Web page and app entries

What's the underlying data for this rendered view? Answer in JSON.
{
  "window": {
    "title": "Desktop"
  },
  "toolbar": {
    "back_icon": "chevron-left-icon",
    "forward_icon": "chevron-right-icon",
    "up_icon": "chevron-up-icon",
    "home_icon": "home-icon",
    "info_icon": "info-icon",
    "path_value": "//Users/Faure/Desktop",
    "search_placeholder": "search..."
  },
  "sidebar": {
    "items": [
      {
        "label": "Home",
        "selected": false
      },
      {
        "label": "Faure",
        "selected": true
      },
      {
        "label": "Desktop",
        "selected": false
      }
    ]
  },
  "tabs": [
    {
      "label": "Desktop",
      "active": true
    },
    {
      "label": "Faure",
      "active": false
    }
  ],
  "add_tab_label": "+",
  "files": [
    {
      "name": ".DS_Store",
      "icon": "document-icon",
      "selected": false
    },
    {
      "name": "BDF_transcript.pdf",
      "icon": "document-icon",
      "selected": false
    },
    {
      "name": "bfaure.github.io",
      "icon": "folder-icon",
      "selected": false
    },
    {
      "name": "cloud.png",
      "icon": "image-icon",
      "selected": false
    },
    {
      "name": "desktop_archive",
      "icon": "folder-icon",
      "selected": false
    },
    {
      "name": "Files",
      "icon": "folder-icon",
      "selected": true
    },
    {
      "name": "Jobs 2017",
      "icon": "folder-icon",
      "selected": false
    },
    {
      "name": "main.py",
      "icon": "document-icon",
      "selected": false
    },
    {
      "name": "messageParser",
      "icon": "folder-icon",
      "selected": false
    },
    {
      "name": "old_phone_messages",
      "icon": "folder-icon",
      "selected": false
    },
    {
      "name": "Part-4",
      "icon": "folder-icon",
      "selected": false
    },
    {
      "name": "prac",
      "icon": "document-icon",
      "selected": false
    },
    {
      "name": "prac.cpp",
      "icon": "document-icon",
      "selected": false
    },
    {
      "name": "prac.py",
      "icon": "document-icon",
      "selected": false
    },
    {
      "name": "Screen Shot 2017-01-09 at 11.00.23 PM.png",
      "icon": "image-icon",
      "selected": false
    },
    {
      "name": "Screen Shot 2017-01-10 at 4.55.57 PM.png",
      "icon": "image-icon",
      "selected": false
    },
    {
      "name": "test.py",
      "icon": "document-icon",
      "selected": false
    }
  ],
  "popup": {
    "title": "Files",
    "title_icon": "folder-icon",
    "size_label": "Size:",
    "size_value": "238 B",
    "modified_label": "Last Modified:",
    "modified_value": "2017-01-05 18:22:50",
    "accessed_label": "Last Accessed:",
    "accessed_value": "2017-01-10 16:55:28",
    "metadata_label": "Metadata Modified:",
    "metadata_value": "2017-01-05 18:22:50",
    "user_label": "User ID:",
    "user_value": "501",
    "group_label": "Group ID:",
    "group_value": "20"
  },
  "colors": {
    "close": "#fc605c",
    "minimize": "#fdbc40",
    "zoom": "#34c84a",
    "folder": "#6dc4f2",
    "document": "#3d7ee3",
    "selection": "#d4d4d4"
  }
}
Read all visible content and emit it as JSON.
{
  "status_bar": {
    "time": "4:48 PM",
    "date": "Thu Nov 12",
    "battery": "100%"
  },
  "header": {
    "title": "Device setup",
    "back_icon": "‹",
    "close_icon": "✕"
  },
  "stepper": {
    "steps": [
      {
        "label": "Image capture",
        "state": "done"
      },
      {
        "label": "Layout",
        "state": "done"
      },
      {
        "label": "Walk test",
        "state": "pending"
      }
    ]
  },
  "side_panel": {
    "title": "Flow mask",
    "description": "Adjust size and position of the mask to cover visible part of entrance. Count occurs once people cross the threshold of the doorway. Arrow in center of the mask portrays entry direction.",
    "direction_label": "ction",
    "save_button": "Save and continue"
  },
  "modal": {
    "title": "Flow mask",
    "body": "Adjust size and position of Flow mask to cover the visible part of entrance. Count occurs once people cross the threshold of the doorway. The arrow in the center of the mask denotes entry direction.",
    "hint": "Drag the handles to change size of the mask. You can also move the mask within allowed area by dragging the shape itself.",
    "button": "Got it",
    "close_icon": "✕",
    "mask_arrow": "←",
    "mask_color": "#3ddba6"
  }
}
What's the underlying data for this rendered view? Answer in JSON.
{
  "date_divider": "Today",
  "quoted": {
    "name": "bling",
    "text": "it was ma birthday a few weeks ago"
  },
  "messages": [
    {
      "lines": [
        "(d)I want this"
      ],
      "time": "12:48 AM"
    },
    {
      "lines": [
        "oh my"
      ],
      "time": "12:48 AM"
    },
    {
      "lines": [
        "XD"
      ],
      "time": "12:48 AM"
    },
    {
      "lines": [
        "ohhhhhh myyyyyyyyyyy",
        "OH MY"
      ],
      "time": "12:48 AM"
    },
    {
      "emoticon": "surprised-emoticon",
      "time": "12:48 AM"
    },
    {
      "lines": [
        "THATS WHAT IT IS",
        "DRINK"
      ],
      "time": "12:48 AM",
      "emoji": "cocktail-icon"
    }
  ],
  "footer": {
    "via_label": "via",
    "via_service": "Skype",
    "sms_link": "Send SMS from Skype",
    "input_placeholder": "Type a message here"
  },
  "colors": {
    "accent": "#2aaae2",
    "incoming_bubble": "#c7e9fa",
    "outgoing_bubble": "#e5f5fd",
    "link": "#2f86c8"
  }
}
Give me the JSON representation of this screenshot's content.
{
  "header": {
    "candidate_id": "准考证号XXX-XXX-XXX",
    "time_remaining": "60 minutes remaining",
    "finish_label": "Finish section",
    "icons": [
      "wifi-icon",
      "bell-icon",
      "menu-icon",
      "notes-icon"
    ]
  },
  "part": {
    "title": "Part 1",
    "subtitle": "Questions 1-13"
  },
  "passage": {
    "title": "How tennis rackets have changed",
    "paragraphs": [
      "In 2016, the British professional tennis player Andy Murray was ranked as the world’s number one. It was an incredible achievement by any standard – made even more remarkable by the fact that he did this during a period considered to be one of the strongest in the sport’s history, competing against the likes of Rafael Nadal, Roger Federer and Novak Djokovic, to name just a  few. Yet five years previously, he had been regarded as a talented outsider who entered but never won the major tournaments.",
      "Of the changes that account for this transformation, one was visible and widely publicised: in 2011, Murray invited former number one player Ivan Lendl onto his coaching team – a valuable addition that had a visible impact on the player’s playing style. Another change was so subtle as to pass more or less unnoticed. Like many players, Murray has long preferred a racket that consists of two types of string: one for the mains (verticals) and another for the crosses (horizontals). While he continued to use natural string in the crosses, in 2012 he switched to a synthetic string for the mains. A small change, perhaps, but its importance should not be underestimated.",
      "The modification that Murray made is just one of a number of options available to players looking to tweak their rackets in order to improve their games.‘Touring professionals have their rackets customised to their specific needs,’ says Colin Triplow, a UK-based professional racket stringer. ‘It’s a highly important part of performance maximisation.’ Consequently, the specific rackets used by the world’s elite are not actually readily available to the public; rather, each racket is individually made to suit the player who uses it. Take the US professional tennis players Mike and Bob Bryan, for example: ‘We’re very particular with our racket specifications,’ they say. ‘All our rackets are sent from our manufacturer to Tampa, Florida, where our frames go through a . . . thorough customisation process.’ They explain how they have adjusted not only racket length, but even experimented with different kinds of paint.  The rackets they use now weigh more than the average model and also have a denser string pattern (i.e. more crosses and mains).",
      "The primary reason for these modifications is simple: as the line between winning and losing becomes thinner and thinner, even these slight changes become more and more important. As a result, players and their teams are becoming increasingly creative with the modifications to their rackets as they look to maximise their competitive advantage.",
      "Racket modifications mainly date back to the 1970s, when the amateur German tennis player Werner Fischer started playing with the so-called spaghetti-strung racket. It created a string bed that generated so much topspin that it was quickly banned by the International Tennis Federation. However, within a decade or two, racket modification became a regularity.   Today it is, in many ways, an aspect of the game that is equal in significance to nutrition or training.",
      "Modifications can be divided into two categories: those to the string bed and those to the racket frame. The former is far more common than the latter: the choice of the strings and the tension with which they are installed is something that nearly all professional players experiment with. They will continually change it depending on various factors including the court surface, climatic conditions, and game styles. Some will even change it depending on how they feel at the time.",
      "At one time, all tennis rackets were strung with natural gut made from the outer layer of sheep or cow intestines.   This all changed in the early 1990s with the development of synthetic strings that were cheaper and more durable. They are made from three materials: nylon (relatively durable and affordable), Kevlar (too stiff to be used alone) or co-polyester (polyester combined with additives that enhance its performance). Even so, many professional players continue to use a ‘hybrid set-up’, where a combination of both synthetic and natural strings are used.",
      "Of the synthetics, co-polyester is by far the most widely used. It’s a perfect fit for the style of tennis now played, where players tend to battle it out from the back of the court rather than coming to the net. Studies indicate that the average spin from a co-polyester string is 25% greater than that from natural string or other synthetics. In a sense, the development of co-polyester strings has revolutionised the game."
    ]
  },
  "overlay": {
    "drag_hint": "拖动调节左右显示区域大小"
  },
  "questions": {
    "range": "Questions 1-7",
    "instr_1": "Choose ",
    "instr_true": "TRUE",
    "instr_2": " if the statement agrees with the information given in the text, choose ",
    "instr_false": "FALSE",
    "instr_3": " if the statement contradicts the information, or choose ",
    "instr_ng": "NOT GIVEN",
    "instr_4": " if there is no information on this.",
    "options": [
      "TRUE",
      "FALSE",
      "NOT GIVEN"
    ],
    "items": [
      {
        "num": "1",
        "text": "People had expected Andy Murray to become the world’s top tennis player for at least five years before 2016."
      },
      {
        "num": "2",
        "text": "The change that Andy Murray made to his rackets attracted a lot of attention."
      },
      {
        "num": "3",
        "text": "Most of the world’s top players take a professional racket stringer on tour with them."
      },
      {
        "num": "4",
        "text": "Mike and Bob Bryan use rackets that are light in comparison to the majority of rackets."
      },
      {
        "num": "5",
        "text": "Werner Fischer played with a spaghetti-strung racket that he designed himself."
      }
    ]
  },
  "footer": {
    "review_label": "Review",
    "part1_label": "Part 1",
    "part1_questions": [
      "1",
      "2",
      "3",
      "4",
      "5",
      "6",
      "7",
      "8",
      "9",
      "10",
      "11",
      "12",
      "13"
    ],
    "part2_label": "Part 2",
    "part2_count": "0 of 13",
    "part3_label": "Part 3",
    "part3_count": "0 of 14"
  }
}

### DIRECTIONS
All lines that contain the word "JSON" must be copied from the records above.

### SOLUTION TO THE PROBLEM
What's the underlying data for this rendered view? Answer in JSON.
Read all visible content and emit it as JSON.
What's the underlying data for this rendered view? Answer in JSON.
Give me the JSON representation of this screenshot's content.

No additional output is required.